We knew that laws would have to be changed if there was to be freedom for German homeschoolers. This would require changing public opinion and getting the attention of legislators. Because there were so few homeschoolers in Germany, there was no way they could exert any kind of political influence. And in the face of the German Supreme Court decisions, we knew that officials would need heavy prompting to confront this issue.

In further developing the new strategy, Jim Mason, HSLDA Director of Litigation, suggested considering a political asylum case. He contacted former HSLDA Legal Assistant Will Humble, who was now actively practicing immigration law and who agreed to assist with the Romeike’s political asylum claim. Humble outlined the arguments that would have to be made for such a case, and HSLDA began to look for the right test case.
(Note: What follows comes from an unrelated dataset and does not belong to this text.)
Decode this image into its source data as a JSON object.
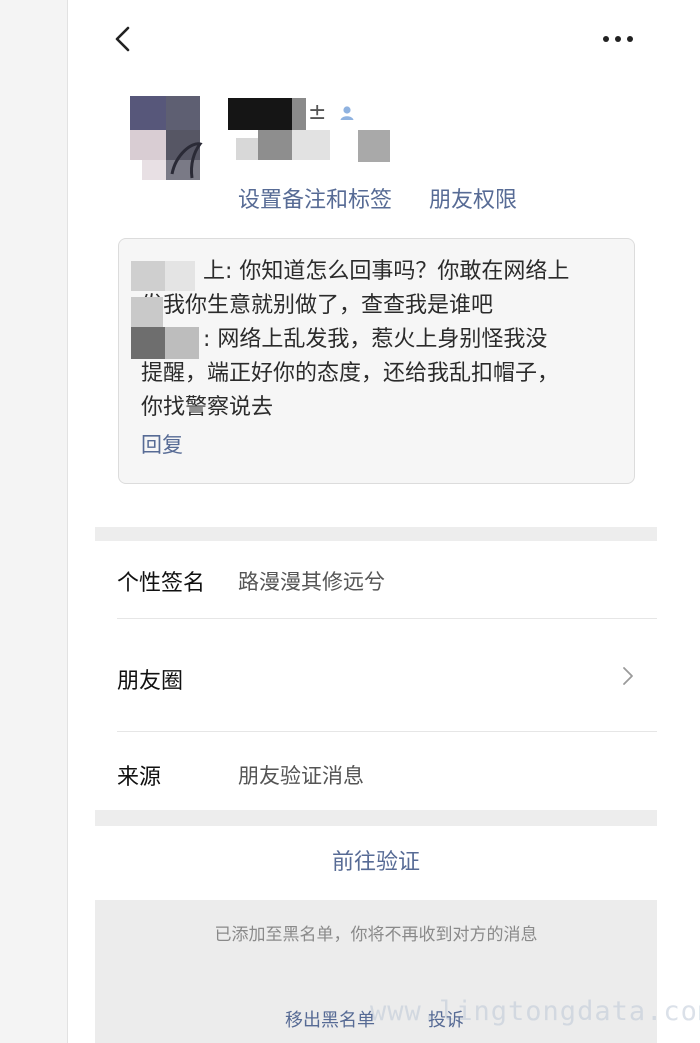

The first opportunity came in the form of a case that had started back in 2006 .... Our thought was that this test case, if successful, could pave the way for an American asylum claim as well as start the process for creating public awareness in Germany.
To date, this strategy hasn't been successful. The Romeike's case has received only the slightest media attention in Germany, and hasn't generated any groundswell of support for the country's few homeschoolers. The case was also not successful in court. In May, the judge ruled that the family had not met the legal burden of proving they were persecuted in Germany for being homeschoolers. He argued, further, that:
The United States has not opened its doors to every victim of unfair treatment, even treatment that our laws do not allow. That the United States Constitution protects the rights of 'parents and guardians to direct the upbringing and education of children under their control' does not mean that a contrary law in another country establishes persecution on religious or any other protected ground [legal citations removed].
The HSLDA will continue their fight, though. The deadline for an appeal to the Supreme Court is in October. Whether or not the court will hear the case is another question: only about 75 to 80 cases are heard annually out of the approximately 10,000 petitions.

If the court declines to hear the case, the Romeike's will be forced to leave the country. They could resettle in one of the many Western European countries where homeschooling is allowed, including Austria, Belgium, the Netherlands, Norway, and Switzerland.